Revoking Unanimous consent coud do things such as requiring the public reading of a 1,000 page bill at each hearing about it. Although I think that would be a perfect piece of poetic justice, in practical fact the Senate would shut down for the next 14 months. Also not a bad outcome, the way things are going.

WWS on September 11, 2009 at 4:23 PM

If all members of the senate were sane, I would agree. However, based on how Harry Reid has been behaving, I wouldn’t put anything past these guys. Rules are for other people. They may think they can do whatever they want, the MSM won’t cover, and the majority of the people will remain ignorant. The libs are power drunk and deranged.

conservativegrandma on September 11, 2009 at 4:41 PM

Another objection: if they try “reconciliation” they are declaring it is a budget bill, and a budget bill cannot originate in the Senate. The House would have to lead.

Chris_Balsz on September 11, 2009 at 7:26 PM

thank you for another wonderful post!

ginaswo on September 11, 2009 at 8:43 PM

This illustrates the Rules for Radicals thinking of Alinsky. The Democrats use the rules, the more complicated the better, when the rules suit their purpose. If the rules are complicated enough, then any argument they want to make can be applied.

When the rules work against them, they ignore the rules, argue against the rules.

There really is only one rule, the leftist democrats get what they want, or there will be war.

Skandia Recluse on September 11, 2009 at 8:52 PM

Wouldn’t it be luv-er-ly to respond to the next threat of ramming through the soi-disant reconciliation with:

“But that would violate the Byrd rule, that venerable lion of the Senate (who may have done questionable things in his past, but he should be forgiven due to his latter accomplishments) set and maintained as his life’s work. We simply must not do this, as he himself would tell you and will tell you if you call him to try to force a super-majority. Do be warned; don’t call at nap time, for he will be grumpy.”

Uncle Pinky on September 11, 2009 at 9:36 PM

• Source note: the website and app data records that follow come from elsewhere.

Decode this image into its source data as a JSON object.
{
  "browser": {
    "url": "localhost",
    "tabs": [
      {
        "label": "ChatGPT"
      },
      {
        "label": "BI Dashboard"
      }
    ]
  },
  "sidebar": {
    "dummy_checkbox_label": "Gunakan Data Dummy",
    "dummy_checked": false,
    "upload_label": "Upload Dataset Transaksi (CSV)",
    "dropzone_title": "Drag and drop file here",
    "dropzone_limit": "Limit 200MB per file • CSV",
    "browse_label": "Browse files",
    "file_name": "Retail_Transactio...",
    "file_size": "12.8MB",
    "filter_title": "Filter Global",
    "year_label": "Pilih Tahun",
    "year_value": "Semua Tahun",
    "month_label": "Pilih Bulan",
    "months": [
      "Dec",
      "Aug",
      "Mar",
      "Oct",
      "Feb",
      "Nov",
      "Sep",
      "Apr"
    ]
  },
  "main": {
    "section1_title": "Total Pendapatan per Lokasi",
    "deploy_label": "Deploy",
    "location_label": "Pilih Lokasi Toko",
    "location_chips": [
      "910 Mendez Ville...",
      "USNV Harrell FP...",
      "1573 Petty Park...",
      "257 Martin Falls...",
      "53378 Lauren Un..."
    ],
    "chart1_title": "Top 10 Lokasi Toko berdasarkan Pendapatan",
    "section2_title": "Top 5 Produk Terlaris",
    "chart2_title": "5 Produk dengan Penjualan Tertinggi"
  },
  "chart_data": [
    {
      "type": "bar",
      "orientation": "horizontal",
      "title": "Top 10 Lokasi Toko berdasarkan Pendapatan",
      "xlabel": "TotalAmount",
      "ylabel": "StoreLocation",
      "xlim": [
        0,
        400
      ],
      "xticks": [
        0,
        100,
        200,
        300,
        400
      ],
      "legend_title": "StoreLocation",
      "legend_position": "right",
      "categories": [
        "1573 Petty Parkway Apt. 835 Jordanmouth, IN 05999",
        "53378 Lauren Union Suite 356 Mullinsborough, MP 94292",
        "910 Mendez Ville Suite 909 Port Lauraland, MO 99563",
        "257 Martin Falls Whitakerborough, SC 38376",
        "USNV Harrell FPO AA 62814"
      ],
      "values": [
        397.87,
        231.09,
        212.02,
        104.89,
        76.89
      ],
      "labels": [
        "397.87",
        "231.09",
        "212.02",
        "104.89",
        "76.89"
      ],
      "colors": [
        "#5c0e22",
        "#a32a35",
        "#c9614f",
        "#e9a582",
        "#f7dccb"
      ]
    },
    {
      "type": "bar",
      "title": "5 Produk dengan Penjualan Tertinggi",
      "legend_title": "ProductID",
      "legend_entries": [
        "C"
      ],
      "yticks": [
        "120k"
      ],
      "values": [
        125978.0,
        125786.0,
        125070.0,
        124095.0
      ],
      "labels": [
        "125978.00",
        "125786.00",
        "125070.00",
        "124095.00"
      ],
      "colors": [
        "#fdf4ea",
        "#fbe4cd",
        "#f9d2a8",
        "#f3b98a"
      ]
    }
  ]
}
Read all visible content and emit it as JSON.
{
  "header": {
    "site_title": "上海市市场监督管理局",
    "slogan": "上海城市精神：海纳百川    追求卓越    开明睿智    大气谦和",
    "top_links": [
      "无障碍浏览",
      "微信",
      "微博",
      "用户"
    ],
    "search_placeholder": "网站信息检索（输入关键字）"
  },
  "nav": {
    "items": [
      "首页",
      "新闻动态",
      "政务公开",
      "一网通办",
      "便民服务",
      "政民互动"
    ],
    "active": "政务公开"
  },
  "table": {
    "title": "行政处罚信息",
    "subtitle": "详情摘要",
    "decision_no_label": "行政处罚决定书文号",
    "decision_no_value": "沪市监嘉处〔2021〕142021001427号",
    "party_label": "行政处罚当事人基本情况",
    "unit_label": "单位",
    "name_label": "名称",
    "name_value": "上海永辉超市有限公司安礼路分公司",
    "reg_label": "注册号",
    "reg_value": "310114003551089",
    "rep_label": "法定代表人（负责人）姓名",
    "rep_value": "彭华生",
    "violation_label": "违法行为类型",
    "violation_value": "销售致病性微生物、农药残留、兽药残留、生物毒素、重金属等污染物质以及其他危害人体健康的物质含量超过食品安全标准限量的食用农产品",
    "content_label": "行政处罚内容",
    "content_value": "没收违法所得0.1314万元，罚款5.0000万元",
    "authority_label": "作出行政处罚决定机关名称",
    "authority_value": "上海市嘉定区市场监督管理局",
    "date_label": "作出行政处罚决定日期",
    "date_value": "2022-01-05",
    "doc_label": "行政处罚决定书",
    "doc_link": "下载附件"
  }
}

I’ll need to delve onto this again tomorrow with a rested mind. Good work Dafydd ab Hugh. This deserves immediate promotion.

toliver on September 11, 2009 at 10:52 PM

i can’t figure these congresscritters out. with obamacare etc, they will be delegating so much of their power to the executive branch that there will be nothing much left. i find it hard to believe that the egotistic biden-ish blowhards love obama so much that they would do something that depletes their own power.

second, i don’t believe that they take kindly to being treated like doormats by rahm emanuel.

third, i can’t believe they don’t see that obama has no interest in the longevity of their careers or their political party. once obama gets what he wants, what does he need them for?

as far as the blue dogs in the house, if they’re threatened by getting cut off from democrat money, there is a solution: join the republican party. money and reelection problem solved.

casel21 on September 11, 2009 at 11:11 PM

Thank you for that explanation.

Viper1 on September 12, 2009 at 7:56 PM

Excellent post. I agree the anti leftist opposition can shut down the congress until the next election. Scorched earth. Sounds good to me.

elduende on September 13, 2009 at 3:35 AM

They Must not be willing to pull the trigger. They keep
trying to bully the week ones.

uber on September 13, 2009 at 10:23 PM

If the Dems are stupid enough to force reconciliation, they can kiss off doing any more business for the next 3 1/2 years.

GarandFan on September 14, 2009 at 12:08 PM

I hope they try all kinds of nonsense. It will be such a spectacle. Laughing in the face of tragedy as our country slips away.

Mae on September 15, 2009 at 4:38 AM